Visualizing image optimizations with hex editors and strings
I’m a big fan of image optimizations, and have written several posts about it. Images dominate the web in terms of both byte size and request count. Luckily, they are super easy to optimize with free and/or open source tools. For lossless image optimization, you can expect to consistently reduce the size of your image files by 5%-20% without impacting image quality. And images have embedded thumbnails, you can see savings upwards of 50%-70%. This is a great way to lose page load wait by losing page content weight.
While its great to tell someone that an image can be reduced by 20%, I have found that sometimes it is helpful for people to actually visualize what that savings looks like. To actually you show them all the waste and bloat and unneeded crap that is sitting inside their JPEG or PNG image. Is there a way to do this? Yes! Today I will show you 2 ways: With a hex editor, and with the
Seeing image bloat with a hex editor
Hex editors lets you examine the contents of binary files. They also can show you bloat in your losslessly optimized images. There are some desktop hex editors like HxD or 0xED, and there are also web-based hex editors. Any hex editor can be used, provided that it includes the ability to display the ASCII output of the bytes.
Let’s use this background image from Weather.com. Right now the size of this image is 218 KB, which seems a little high considering its dimensions are 1 x 620. Let’s load this image into a hex editor:
Most hex editors feature a column on the right, which shows the ASCII output of the bytes in the file. Immediately we can see English text, taking about Adobe Photoshop CS 5. Needlessly to say, you shouldn’t be seeing large strings of English text inside of an image file.
As we scroll down, we start to see more English text, and then we see embedded XML!
All of this junk is exactly the type of stuff you want to remove from the images on your website. This data has nothing to do with the graphical data for the image. It is simply increase the size of the file, wasting bandwidth and needlessly increasing download times.
We found the hex view so effective in showing people image bloat, we built it into our products. Our commercial product Zoompf WPO, and our newly launched free public beta of Zoompf Alerts, both include a “View optimization as hex” feature. In fact, the screen shots above are from the public Zoompf Alerts account for Weather.com!
Seeing image bloat with Strings
There is another way to visualize image bloat: the
strings command. Strings is a utility that extracts and displays runs of printable text inside of a file. So if, say, at least 5 sequential bytes in all representing printable ASCII characters, strings assumes it is valid text and displays it. Strings is in many ways a quick and dirty way to display that ASCII text column we see in hex editors.
Let’s run Strings on the Weather.com background image we used above. Since the
strings command can generate a lot of text, we will pipe the output to
less so we can easily scroll through the output. We can do all of this via the command line, with the following command:
strings input.jpg | less

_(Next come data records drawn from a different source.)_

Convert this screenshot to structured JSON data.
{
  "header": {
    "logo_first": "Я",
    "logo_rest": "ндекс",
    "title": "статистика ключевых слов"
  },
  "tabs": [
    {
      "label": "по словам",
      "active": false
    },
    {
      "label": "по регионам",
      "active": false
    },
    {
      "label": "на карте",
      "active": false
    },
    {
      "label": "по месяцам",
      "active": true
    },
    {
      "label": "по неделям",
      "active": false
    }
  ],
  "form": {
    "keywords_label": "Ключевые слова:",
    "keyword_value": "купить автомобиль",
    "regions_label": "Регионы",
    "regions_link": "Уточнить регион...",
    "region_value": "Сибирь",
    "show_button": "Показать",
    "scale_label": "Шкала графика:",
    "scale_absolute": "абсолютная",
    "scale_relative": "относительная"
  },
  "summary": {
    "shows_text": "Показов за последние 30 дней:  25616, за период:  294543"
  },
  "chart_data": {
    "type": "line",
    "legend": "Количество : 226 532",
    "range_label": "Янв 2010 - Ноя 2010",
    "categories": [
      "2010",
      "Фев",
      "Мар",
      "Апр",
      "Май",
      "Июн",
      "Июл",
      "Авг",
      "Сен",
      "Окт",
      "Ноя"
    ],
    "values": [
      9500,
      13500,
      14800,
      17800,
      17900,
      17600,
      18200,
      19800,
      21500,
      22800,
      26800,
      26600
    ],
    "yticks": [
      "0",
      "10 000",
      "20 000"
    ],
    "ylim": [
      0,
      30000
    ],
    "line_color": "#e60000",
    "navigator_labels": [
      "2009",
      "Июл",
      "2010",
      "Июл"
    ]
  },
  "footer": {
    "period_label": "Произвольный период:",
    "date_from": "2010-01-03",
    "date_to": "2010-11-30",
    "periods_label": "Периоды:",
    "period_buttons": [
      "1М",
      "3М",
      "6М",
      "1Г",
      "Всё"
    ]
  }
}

Here is the output. I have scrolled down and we can clearly see the same embedded XML text that is needlessly bloating this image:
strings was originally a Unix utility, it appears in most standard Linux or BSD distributes, Mac OS X, and for Windows with environments like Cygwin. I personally prefer a hex editor, but strings is usually already installed on most computers I use, so it is handy to use for quick demonstrations.
Optimizing Weather.com’s JPEG
Since we know this image from Weather.com has a lot of bloat it in, we should probably losslessly optimize it. We can do that using
jpegtran. Specifically we run the following command:
jpegtran -copy none optimize -outfile optimized.jpg input.jpg
The resulting file is only 508 bytes! Since the original image was 218 kilobytes in size, that is a savings of 98%!
I have left something rather important out of my explanation above. Hex editors and the
strings command can help you visualize bloat in images, but they mainly help you visualize bloat from embedded meta data and other text content. Missing palette entries, using bad DEFLATE settings or JPEG quantization options, even embedded thumbnails are all examples of ways images can be bloated that don’t appear as English text inside of the image file. This means that hex editors and the
strings command can’t always show you all of the sources of image bloat. However, large blocks of embedded text is a common source of image bloat, and so I still find these tools very useful.
If you care about web performance improvements like lossless image optimizations, you’ll love our new Zoompf Alerts beta. Zoompf Alerts continuously scans your website through the day, looking for specific front-end performance issues, and alerts you when new problems are introduced. We just launched the public beta of Zoompf Alerts and you can join Zoompf Alerts now for free!